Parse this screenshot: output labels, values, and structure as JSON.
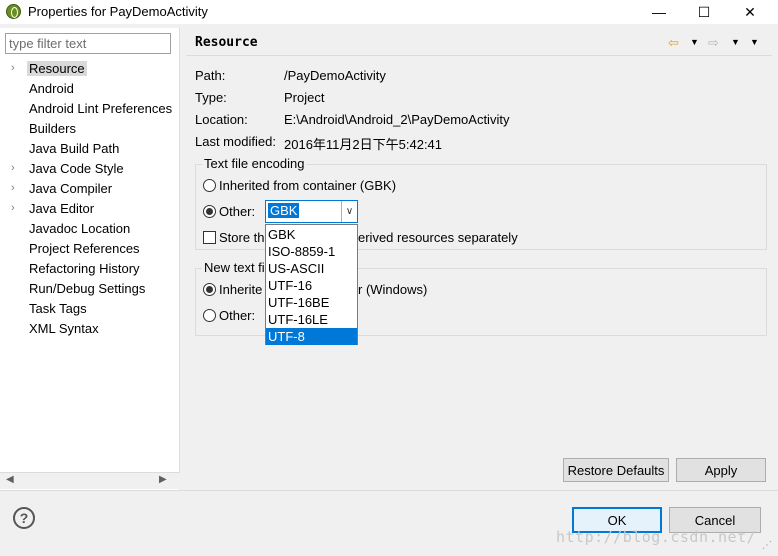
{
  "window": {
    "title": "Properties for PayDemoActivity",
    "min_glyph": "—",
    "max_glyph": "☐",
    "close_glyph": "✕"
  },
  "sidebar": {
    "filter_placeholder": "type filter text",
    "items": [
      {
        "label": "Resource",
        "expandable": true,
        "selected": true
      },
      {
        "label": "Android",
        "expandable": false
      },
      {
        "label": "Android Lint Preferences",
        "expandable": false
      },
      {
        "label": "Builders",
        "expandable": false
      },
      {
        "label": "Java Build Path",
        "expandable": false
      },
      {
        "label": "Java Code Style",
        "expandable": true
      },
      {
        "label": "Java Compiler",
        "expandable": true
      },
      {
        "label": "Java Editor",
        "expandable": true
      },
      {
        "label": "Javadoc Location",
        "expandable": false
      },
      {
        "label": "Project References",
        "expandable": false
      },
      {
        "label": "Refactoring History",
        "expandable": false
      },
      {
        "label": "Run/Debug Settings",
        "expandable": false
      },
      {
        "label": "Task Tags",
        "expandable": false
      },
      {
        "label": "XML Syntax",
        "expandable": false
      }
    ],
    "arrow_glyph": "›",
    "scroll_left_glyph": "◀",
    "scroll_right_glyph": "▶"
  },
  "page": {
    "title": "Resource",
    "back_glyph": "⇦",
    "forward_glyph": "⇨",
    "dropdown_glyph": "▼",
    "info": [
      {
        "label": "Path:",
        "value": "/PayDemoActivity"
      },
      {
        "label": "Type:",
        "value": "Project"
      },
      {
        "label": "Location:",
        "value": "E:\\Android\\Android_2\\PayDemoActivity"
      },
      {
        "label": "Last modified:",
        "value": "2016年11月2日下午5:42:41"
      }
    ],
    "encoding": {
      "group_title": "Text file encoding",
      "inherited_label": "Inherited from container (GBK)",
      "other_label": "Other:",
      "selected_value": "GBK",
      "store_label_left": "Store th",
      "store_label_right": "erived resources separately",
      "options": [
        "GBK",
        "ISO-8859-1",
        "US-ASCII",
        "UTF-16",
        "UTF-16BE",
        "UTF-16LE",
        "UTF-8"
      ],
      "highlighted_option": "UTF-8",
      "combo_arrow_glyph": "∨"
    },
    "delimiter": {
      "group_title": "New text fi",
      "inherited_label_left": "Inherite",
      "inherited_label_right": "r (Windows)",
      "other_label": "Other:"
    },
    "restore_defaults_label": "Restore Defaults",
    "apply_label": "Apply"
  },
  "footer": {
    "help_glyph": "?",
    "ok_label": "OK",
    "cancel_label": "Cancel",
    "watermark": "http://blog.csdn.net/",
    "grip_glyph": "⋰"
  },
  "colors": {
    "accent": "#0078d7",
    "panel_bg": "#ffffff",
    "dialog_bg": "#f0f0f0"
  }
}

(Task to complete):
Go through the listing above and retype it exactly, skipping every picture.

(Reply):
Parse this screenshot: output labels, values, and structure as JSON.
{
  "window": {
    "title": "Properties for PayDemoActivity",
    "min_glyph": "—",
    "max_glyph": "☐",
    "close_glyph": "✕"
  },
  "sidebar": {
    "filter_placeholder": "type filter text",
    "items": [
      {
        "label": "Resource",
        "expandable": true,
        "selected": true
      },
      {
        "label": "Android",
        "expandable": false
      },
      {
        "label": "Android Lint Preferences",
        "expandable": false
      },
      {
        "label": "Builders",
        "expandable": false
      },
      {
        "label": "Java Build Path",
        "expandable": false
      },
      {
        "label": "Java Code Style",
        "expandable": true
      },
      {
        "label": "Java Compiler",
        "expandable": true
      },
      {
        "label": "Java Editor",
        "expandable": true
      },
      {
        "label": "Javadoc Location",
        "expandable": false
      },
      {
        "label": "Project References",
        "expandable": false
      },
      {
        "label": "Refactoring History",
        "expandable": false
      },
      {
        "label": "Run/Debug Settings",
        "expandable": false
      },
      {
        "label": "Task Tags",
        "expandable": false
      },
      {
        "label": "XML Syntax",
        "expandable": false
      }
    ],
    "arrow_glyph": "›",
    "scroll_left_glyph": "◀",
    "scroll_right_glyph": "▶"
  },
  "page": {
    "title": "Resource",
    "back_glyph": "⇦",
    "forward_glyph": "⇨",
    "dropdown_glyph": "▼",
    "info": [
      {
        "label": "Path:",
        "value": "/PayDemoActivity"
      },
      {
        "label": "Type:",
        "value": "Project"
      },
      {
        "label": "Location:",
        "value": "E:\\Android\\Android_2\\PayDemoActivity"
      },
      {
        "label": "Last modified:",
        "value": "2016年11月2日下午5:42:41"
      }
    ],
    "encoding": {
      "group_title": "Text file encoding",
      "inherited_label": "Inherited from container (GBK)",
      "other_label": "Other:",
      "selected_value": "GBK",
      "store_label_left": "Store th",
      "store_label_right": "erived resources separately",
      "options": [
        "GBK",
        "ISO-8859-1",
        "US-ASCII",
        "UTF-16",
        "UTF-16BE",
        "UTF-16LE",
        "UTF-8"
      ],
      "highlighted_option": "UTF-8",
      "combo_arrow_glyph": "∨"
    },
    "delimiter": {
      "group_title": "New text fi",
      "inherited_label_left": "Inherite",
      "inherited_label_right": "r (Windows)",
      "other_label": "Other:"
    },
    "restore_defaults_label": "Restore Defaults",
    "apply_label": "Apply"
  },
  "footer": {
    "help_glyph": "?",
    "ok_label": "OK",
    "cancel_label": "Cancel",
    "watermark": "http://blog.csdn.net/",
    "grip_glyph": "⋰"
  },
  "colors": {
    "accent": "#0078d7",
    "panel_bg": "#ffffff",
    "dialog_bg": "#f0f0f0"
  }
}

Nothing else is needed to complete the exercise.